Victoria returned to work on her morning BBC show in March, after being diagnosed with breast cancer in July 2015. In January of this year, she revealed that she was wearing a wig after losing a lot of her hair due to chemotherapy.
The letter bizarrely rants about how sick the author is of turning on the television, only to see the female presenters looking like they've been 'cloned' with their 'long lank hair hanging over the face', which apparently 'does not look good on older women younger ones too.'
The author then writes, 'sort it out' otherwise they 'and others will switch off.'
In other news.. pic.twitter.com/fLH7dk1ckg— Victoria Derbyshire (@vicderbyshire) September 21, 2016
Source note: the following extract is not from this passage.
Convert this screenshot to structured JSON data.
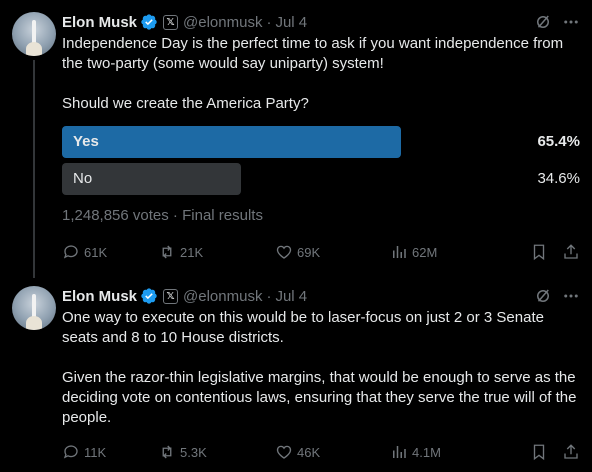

Her Twitter followers were quick to come to the presenter's defence, with one even penning a written reply back to the original letter.
'Your pain is palpable. It must be terrible to sit about in your regret-stained pyjamas watching daytime television when everyone (especially the ladies) has the same lank hair,' wrote Marion Dowling.
I have a response.— Mmmm Dowling (@MarionDowling) September 21, 2016
Do with it what you wish x pic.twitter.com/mwVCtmy4Bi
'What a complete pillock, I think your hair looks great!' wrote another user.
Victoria replied to the comments on the tweet, writing, 'It doesn't bother me in the slightest, really, that's why I tweeted it.'
The presenter documented her cancer treatment in multiple video diaries, in which she speaks about her fears of the cancer coming back, and how it has affected her family.
Victoria started to notice her hair loss while she was getting ready for a friend's 40th birthday party, when a clump of hair came out.
The brave presenter finished cancer treatment in May, after undergoing a mastectomy.
'It’s Wednesday 25 May and I’m done. I’m done. That was my last radiotherapy session. Just finished this second. Thirty sessions – five days a week for the last six weeks – and it’s finished. Wow, can’t believe it. Gosh,' she said in one of her video diaries.
'I am actually happy, despite these tears. And hopefully that is it for cancer treatment for ever, if all goes according to plan.'
We hope so too, Victoria!